Here’s my point – they were missing a basic fundamental. The “stuff” that was going to short-cut the process aren’t going to do any good unless this person develops the fundamentals of discipline, independent learning, creativity, perseverance and personal responsibility.

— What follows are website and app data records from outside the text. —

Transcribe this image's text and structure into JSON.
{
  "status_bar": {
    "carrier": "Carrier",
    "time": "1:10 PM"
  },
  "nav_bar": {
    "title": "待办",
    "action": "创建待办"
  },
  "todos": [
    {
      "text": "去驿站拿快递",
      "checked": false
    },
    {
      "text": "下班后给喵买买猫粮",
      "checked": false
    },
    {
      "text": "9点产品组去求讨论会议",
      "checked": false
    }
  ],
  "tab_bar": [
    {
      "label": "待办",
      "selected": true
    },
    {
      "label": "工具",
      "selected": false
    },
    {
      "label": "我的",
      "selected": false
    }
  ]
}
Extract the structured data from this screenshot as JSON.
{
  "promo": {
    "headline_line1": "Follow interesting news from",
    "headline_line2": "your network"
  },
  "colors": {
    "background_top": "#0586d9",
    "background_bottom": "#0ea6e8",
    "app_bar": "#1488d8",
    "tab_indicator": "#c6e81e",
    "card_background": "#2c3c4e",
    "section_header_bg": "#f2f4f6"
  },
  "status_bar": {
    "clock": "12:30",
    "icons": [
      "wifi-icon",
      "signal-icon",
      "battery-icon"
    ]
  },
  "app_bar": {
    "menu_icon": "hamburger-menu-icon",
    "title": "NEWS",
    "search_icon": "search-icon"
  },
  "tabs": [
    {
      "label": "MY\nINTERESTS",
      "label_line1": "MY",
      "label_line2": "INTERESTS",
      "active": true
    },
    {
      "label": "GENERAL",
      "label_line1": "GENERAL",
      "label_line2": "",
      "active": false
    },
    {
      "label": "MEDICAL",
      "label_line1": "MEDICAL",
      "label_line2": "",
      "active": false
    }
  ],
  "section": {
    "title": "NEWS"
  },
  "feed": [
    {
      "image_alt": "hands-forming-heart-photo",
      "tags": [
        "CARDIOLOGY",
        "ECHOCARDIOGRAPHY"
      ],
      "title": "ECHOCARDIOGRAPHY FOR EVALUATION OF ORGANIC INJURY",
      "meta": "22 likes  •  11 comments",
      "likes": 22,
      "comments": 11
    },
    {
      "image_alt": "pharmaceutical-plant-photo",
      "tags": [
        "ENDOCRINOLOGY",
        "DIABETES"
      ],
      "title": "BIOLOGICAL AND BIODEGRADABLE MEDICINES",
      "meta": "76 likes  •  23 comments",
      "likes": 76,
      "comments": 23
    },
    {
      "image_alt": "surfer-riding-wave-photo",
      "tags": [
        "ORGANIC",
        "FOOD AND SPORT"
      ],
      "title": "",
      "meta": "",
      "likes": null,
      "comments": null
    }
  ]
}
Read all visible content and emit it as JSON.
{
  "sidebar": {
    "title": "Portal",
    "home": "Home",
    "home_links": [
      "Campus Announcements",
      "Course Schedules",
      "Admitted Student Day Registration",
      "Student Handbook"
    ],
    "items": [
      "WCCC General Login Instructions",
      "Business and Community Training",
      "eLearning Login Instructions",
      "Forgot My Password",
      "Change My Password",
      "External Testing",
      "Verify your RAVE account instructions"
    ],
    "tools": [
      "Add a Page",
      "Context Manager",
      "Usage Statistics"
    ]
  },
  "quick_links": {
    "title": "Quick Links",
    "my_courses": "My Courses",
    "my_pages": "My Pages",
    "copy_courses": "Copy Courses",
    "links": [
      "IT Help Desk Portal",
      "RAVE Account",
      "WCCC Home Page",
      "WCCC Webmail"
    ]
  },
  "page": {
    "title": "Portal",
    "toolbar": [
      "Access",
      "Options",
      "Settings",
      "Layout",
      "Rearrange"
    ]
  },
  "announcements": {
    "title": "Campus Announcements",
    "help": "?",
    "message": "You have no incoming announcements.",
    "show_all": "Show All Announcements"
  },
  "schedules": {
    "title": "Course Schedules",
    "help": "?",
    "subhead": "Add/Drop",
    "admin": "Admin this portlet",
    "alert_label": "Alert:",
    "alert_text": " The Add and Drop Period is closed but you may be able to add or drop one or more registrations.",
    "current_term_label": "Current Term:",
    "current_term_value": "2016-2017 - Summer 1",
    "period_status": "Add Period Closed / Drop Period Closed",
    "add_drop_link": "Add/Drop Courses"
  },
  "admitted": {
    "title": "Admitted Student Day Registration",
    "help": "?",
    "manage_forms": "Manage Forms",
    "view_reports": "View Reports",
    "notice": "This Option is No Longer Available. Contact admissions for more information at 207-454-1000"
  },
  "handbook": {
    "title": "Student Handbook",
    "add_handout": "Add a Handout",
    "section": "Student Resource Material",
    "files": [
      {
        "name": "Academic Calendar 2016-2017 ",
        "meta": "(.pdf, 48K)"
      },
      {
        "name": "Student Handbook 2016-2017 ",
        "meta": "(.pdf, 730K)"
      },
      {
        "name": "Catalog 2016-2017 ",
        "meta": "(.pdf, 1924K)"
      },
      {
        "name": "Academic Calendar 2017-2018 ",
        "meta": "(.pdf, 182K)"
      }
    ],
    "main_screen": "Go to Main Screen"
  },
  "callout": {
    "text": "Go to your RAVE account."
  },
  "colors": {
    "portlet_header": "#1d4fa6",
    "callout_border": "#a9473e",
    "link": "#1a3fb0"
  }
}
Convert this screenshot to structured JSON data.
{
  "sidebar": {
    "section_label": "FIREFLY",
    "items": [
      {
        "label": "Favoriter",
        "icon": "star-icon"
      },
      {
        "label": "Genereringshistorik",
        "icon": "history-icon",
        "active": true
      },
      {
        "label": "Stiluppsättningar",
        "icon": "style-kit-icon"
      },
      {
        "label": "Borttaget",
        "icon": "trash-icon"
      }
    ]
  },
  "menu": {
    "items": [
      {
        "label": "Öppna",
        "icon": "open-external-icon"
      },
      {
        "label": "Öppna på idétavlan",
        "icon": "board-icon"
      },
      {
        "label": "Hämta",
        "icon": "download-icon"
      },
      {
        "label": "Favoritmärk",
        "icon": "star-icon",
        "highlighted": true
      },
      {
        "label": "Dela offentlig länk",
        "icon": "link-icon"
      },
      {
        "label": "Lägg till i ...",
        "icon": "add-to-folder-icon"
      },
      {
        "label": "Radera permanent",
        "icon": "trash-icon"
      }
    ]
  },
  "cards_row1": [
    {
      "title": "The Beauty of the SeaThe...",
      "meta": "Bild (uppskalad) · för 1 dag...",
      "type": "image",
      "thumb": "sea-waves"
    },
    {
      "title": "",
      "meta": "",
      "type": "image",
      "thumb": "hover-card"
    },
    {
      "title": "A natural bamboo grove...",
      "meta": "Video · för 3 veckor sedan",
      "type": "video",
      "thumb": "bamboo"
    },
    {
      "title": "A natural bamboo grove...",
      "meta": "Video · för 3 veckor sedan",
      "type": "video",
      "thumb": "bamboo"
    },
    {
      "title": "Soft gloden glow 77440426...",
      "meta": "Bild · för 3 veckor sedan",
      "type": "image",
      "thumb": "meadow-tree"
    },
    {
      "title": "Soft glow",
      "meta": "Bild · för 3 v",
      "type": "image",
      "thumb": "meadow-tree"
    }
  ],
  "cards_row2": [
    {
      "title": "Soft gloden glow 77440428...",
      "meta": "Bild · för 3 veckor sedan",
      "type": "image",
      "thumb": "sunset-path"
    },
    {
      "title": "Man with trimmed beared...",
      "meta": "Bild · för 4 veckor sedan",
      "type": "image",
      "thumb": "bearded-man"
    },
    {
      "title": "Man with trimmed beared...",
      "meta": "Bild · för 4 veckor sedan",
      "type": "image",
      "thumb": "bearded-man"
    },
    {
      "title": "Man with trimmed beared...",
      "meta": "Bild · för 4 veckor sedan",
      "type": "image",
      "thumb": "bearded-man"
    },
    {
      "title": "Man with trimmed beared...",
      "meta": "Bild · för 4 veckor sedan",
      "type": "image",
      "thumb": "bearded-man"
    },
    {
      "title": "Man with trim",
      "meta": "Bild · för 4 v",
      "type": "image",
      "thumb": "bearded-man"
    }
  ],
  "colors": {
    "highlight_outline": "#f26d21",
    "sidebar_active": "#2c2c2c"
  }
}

Why in the world do we think that throwing money at something means a higher chance of success? It’s kind of like when you see people get all excited about going to the gym and getting in shape. They tend to buy a membership at the biggest, best gym and buy all the cool looking clothes and fancy gear. They stock up on the latest pills and potions…before they’ve set foot in the gym or develop a plan of attack. Then, 3 weeks later they’re back at home sitting on the couch eating Cheetos wondering why their plan failed. It was because they should have focused on the basics first. 99 times out of a 100, you should get started on something using the free options. Once you know this is something you want to do (because you’ve been doing it) you’ll have developed the core of discipline and base level knowledge.  Then you can hire someone to help take your game to the next level. Starting with money gives you a false sense of security. You think that since spending money gives a higher chance of success when in reality it lowers your chances. Why? Because it blinds you to what really creates progress. Money doesn’t create value or progress. What creates these things is you. Your discipline. Your creativity. Your perseverance. Nothing else. No coach, course, equipment, pill or formula overcomes the basic fundamentals of winning through personal discipline and will.

To be clear, I’m not at all against spending money to take your game up a notch. But it’s like nutritional supplements. 99% of the people taking a performance supplement derive almost no value from it. Why? Because a supplement isn’t a magic pill that melts fat. (Sorry to all the advertisements out there saying otherwise.) Supplements are just that…supplemental. If you haven’t developed the core discipline of working your butt off and eating right, taking that supplement is going to skinny your wallet – not your belly. And you don’t need a fancy gym or a trainer to work your butt off. You can do pull-ups, push ups, sit ups, running, jump rope, kettle bells and many, many other exercises at home for a few bucks.

Goal-Setting-tattooWhen you do master the basics, if you do develop some basic skills, knowledge, discipline and attitude of perseverance and apply that to some initial experimentation in your chosen arena, then adding some paid coaching on top of that can be immensely helpful. When you take the first step on your own, your confidence, base knowledge and discipline will give you the foundation you need to get a return on any money spent furthering yourself. Or…you’ll find that you aren’t going to be able to do this new thing you thought was so great. Either way, you’ll end up knowing you. And that is the most important step.

I know there are a lot more angles to this topic and there is no way to cover them all in a blog post. But I’d love to hear thoughts from anyone else on this. Do you agree that our ability to put money at something up front is actually a bad idea (most of the time)? When would it be better to lead with money? (Other than what is absolutely required to get started.)

UPDATE: I just got this post from Jeff Goins site this morning and loved this guest post:  Highlight:

Repetition tries our intentions. The thought of creating art is appealing to almost everyone. But the commitment and discipline required to make it is another story. People pay big money to set up a blog or get private lessons, but those same people quit quickly when nothing happens overnight. Why? Because maybe they confused a desire to create with a need for affirmation.